Beyond Social: Read/Write in The Era of Internet of Things This blog was founded in 2003 on the philosophy of a read/write Web - a Web in which people can create content as easily as they consume it. This trend eventually came to be known as Web 2.0 - although others preferred Social Web - and was popularized by activities like blogging and social networking. It would be easy to say that the 'social' element is still the primary part of today's Web, since the popular products of this era enable you to say what's on your mind (Facebook), what's happening (Twitter), or where you are (Foursquare). All of these are mostly social activities. But more significantly, these and other products output data that will increasingly be used to build personalized services for you. The more data there is, the better Web services will be at delivering personal value to you. How We Went Beyond Social So how did we arrive at a Web that is less about social and more about you? It's not how much content you consume that is important, it's about what you do with data.
Air gap (networking) An air gap or air wall is a network security measure that consists of ensuring that a secure computer network is physically isolated from unsecured networks, such as the public Internet or an unsecured local area network. It is often taken for computers and networks that must be extraordinarily secure. Frequently the air gap is not completely literal, such as via the use of dedicated cryptographic devices that can tunnel packets over untrusted networks while avoiding packet rate or size variation; even in this case, there is no ability for computers on opposite sides of the air gap to communicate. In environments where networks or devices are rated to handle different levels of classified information, the two (dis-)connected devices/networks are referred to as "low side" and "high side", low being unclassified and high referring to classified, or classified at a higher level. This is also occasionally referred to as red (classified) and black (unclassified).

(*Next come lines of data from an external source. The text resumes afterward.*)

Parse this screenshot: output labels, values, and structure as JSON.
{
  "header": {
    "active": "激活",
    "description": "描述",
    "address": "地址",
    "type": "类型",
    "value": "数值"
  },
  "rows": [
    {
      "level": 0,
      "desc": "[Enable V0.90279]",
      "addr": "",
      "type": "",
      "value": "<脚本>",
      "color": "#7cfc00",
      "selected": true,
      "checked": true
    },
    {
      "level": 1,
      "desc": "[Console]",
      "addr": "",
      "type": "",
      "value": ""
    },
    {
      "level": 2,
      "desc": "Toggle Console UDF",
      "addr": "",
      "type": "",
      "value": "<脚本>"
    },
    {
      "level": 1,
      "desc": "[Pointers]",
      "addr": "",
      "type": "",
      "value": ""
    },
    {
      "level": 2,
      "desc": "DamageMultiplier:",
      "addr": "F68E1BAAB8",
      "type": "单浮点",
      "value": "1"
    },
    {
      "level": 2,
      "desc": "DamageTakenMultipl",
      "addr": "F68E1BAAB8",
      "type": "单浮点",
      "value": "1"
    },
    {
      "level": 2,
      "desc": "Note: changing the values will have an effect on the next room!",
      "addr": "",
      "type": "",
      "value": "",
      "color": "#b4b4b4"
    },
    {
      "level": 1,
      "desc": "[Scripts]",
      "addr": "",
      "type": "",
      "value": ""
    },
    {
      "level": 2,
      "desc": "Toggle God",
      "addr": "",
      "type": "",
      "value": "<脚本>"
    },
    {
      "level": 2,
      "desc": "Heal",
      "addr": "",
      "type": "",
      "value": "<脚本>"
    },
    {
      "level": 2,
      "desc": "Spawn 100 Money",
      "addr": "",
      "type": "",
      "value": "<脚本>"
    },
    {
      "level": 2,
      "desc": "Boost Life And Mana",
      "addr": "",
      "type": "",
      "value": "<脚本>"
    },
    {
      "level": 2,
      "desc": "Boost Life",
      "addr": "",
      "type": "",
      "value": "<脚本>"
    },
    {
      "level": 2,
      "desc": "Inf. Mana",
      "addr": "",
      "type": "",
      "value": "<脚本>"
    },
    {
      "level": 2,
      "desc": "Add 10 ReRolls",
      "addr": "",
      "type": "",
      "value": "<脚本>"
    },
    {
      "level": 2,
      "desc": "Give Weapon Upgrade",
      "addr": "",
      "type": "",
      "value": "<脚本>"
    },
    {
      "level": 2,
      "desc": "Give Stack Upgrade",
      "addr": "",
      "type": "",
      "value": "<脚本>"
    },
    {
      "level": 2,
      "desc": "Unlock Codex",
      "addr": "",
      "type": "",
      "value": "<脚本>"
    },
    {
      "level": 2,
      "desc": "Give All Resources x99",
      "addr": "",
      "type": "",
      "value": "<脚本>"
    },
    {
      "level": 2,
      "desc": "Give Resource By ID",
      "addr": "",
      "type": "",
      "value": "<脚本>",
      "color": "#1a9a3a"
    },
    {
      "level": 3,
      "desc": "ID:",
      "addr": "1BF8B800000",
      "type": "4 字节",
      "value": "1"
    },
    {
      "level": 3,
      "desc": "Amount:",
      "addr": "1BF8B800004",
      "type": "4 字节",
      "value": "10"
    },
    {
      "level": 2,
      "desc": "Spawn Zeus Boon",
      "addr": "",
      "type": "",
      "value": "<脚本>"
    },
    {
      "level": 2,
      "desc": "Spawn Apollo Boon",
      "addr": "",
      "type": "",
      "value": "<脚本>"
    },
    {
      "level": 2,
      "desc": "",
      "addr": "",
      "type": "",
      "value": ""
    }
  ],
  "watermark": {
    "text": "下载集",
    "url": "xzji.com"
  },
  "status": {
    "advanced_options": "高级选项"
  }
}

Abstraction (computer science) Abstraction captures only those details about an object that are relevant to the current perspective; in both computing and in mathematics, numbers are concepts in programming languages. Numbers can be represented in myriad ways in hardware and software, but, irrespective of how this is done, numerical operations will obey identical rules. Abstraction can apply to control or to data: Control abstraction is the abstraction of actions while data abstraction is that of data structures. Control abstraction involves the use of subprograms and related concepts control flowsData abstraction allows handling data bits in meaningful ways. For example, it is the basic motivation behind datatype. Computing mostly operates independently of the concrete world: The hardware implements a model of computation that is interchangeable with others. A central form of abstraction in computing is language abstraction: new artificial languages are developed to express specific aspects of a system.